And when we Democrats talk about The Trump Voter, we talk about it like there’s only one reason someone could vote for Trump, and we must find it or die.

Which is a one-way ticket to absolute despair if your asshole Uncle at Thanksgiving is the worst kind of Trump voter who voted out of pure spite.

Truth is, there’s a hundred reasons people voted for Trump.  Some stemmed from “I don’t trust Hillary.” Some stemmed from the fact that people in rural countries felt like the Democrats were ignoring them – and even then, the reasons they felt ignored varied from group to group.  Some stemmed from the belief that Trump would bring back manufacturing, some stemmed from a despairing nihilism to try anything other than what we’ve been doing, some stemmed from pure-D-fucking racism, some stemmed from the delight of hearing a politician say the impolitic, some stemmed from the idea that Trump was less war-crazy than Hillary….

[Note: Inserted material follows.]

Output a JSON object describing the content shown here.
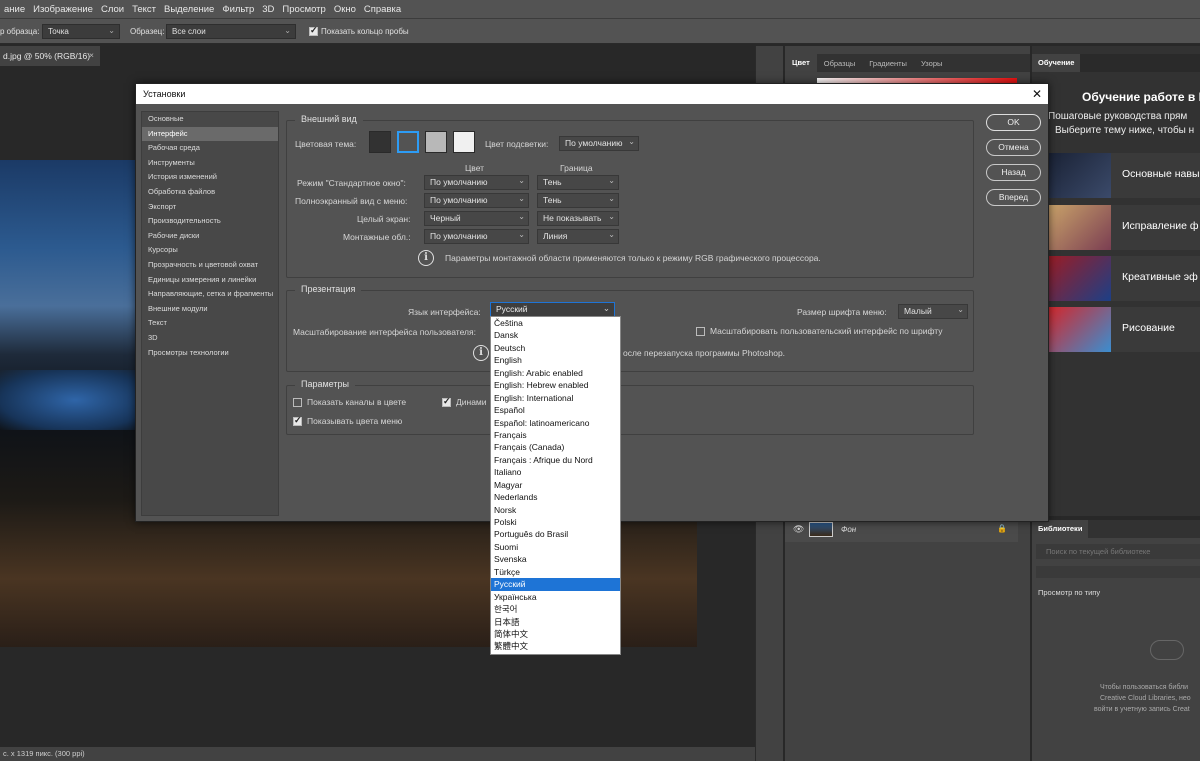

And everyone has a pet theory as to Why Trump Won, and most of them seem to involve The Trump Voter – almost half the electorate swayed by a single issue.

You know why that line of thinking sucks?

Because that implies we have to find an idea that sways 48% of the country, as opposed to 2%.

Because if 2% of the country had voted differently, Hillary would be in charge.   And the poisonous rhetoric of The Trump Voter means that if your asshole uncle wore his MAGA cap at the Thanksgiving table and flung mashed potatoes at you while yelling “SUCK IT LIBTARD,” well, then that voter represents all Trump voters and we might as well give up.

Look.  The honest truth is that 49 out of 50 Trump voters can be utterly unreachable.  They can be cloistered in their Fox News bubble, reading fake news on Facebook, completely unswayable.

All you have to do is find the 1 out of 50 who might listen to reason.

And you’re not gonna find that voter if you’re thinking everyone who voted for Trump is the same as the worst of them.  The truth is, there were Trump voters who voted for Obama in 2008 and 2012.  There were black and hispanic voters who voted for Trump – and they did so in greater numbers than they did for Romney.

There are Trump voters who might be persuaded back, with the right efforts.  But you have to find their reason!  You can’t just one-size-fits all The Trump Voter and go, “Your reason for voting Trump is *spins the Trump Voter wheel* RUSSIAN PROPAGANDA LET ME EDUCATE YOU” and move forward –

– no, you actually have to do the hard work of listening instead of shoehorning.

(Even though, it should be said that I firmly subscribe to the Cinemax Theory of Racism.)

And yes.  It’s exhausting.  Because the truth is, a conversion rate of 1 out of 50 feels more like hunting for a job than it does engaging in political rhetoric.  And it’s probably more like 1 out of 200, because the people who are enthusiastic enough to go engage online in politics in these are pretty set in their ways; I’d bet dollars to delicious donuts that most of the reachable Trump voters are going to be converted, if at all, in quiet conversations away from the thundrous trash-fire arguments of the Internet.

But to have a hope of converting them, you have to give up the idea that 47.5% of the country went crazy in the exact same way.  They didn’t.  They had a hundred different reasons for voting, and if you assume that every Trump voter pulled that lever out of KKK-style racism, or redneck job-terror, or Russian propaganda brainwashing, then you’re quietly buying into that idea that politics is all about reaching everyone and if that one Trump voter is an asshole than you might just as well give up.

But we can be smart enough to hold two truths up at the same time:

  • Yes, most Trump voters won’t change their minds no matter what we do.  There are unreachable voters, and it’s a waste of time to try to talk to the people who’ve proven hostile to our best intents.
  • Yet if we could have persuaded one out of fifty of them, we would have won the election.  And we can win the next election.

And yes, there’s the alternate theory that if we Democrats had rallied our base better in red states, we also would have won.  Again, that’s not a contradiction of the “one in fifty” theory; that’s another tactic we can use.  Because just like there’s not one mythical Trump Voter, there’s not one mythical Path to Victory.

Smart people can fight on multiple fronts.  And God, in this dark time, we Democrats need to be smarter.